As quarterly rents fall due later this month and the furlough scheme ends in October, whilst protections from personal liability for directors are also set to be lifted.

Insolvency figures released today by the Government’s Insolvency Service show a 33% fall in company insolvencies in the five months since the start of lockdown (April to August 2020) compared to the same period last year. However leading restructuring and insolvency professional, Oliver Collinge from PKF Geoffrey Martin is warning of a perfect storm facing businesses in the region.

Quarterly rents are due at the end of September putting cash flow pressure on businesses that are already struggling, particularly in retail and hospitality, and the government’s furlough scheme also ends next month. The end of the Brexit transition period in less than four months is also likely to place additional pressure and costs on companies that trade with the EU.

Despite these looming financial pressures, government measures introduced to shield directors from personal liability during the Covid crisis are due to expire at the end of this month. Wrongful Trading legislation, temporarily suspended in March to give directors the confidence to continue trading through the lockdown, is being reintroduced in October. This means that directors who are unsure of their company’s viability but continue to trade face potential personal liability if their company ultimately becomes insolvent.
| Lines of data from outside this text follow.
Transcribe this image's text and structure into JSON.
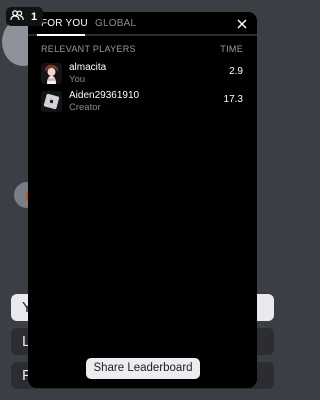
{
  "players_badge": {
    "icon": "people-icon",
    "count": "1"
  },
  "leaderboard": {
    "tabs": [
      {
        "label": "FOR YOU",
        "active": true
      },
      {
        "label": "GLOBAL",
        "active": false
      }
    ],
    "close_icon": "close-icon",
    "columns": {
      "left": "RELEVANT PLAYERS",
      "right": "TIME"
    },
    "rows": [
      {
        "name": "almacita",
        "subtitle": "You",
        "time": "2.9",
        "avatar": "avatar-character"
      },
      {
        "name": "Aiden29361910",
        "subtitle": "Creator",
        "time": "17.3",
        "avatar": "avatar-roblox-logo"
      }
    ],
    "share_label": "Share Leaderboard"
  },
  "background_menu": {
    "buttons": [
      "Y",
      "L",
      "P"
    ]
  },
  "colors": {
    "panel": "#000000",
    "background": "#3b3e45",
    "share_button": "#ececf1"
  }
}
Oliver Collinge, Director at PKF Geoffrey Martin & Co in Leeds said:
“Today’s insolvency figures may appear counterintuitive to many given we're in the middle of a pandemic, but they are primarily a result of the huge effort made by government to support businesses through lockdown and we expect the trend to reverse sharply over the next few months. With quarterly rents looming and as government life support is withdrawn, we anticipate a spike in companies in financial distress, particularly in hospitality, leisure and retail. Many normally successful firms are beginning to experience financial pressure and companies in areas of the region where local lockdowns are still in place will also be at particular risk.”

“The government’s interventions and the general climate of leniency from HMRC, suppliers and lenders are beginning to recede, but proactive planning and actions at this stage can prevent a challenging situation from developing into a critical one. Relying on existing cash reserves in the hope that things will return to normal soon is a high-risk strategy.”

Businesses are advised not to bury their heads in the sand and instead seek help from professionals. By planning for a variety of scenarios including further Covid restrictions, preparing realistic trading forecasts and having up-front conversations with suppliers, landlords and lenders, firms in Yorkshire will be better placed to navigate the challenging months ahead.

For some businesses, when the furlough scheme comes to an end, a reduction in headcount will be unavoidable. Quite apart from the emotional challenges of making redundancies, in many cases there’s also a large cash flow impact. If redundancies are necessary, businesses may be able to claim financial assistance from the Redundancy Payments Service (part of DBEIS) to help pay for them.

Oliver Collinge added: “It's undoubtedly tough out there for many businesses in Yorkshire. However, there are a wide variety of options and support available to businesses; don’t leave it too late to explore them. Having a restructuring professional guide you through the process can be invaluable in getting the best outcome and will also help you understand and mitigate your risk as a director.”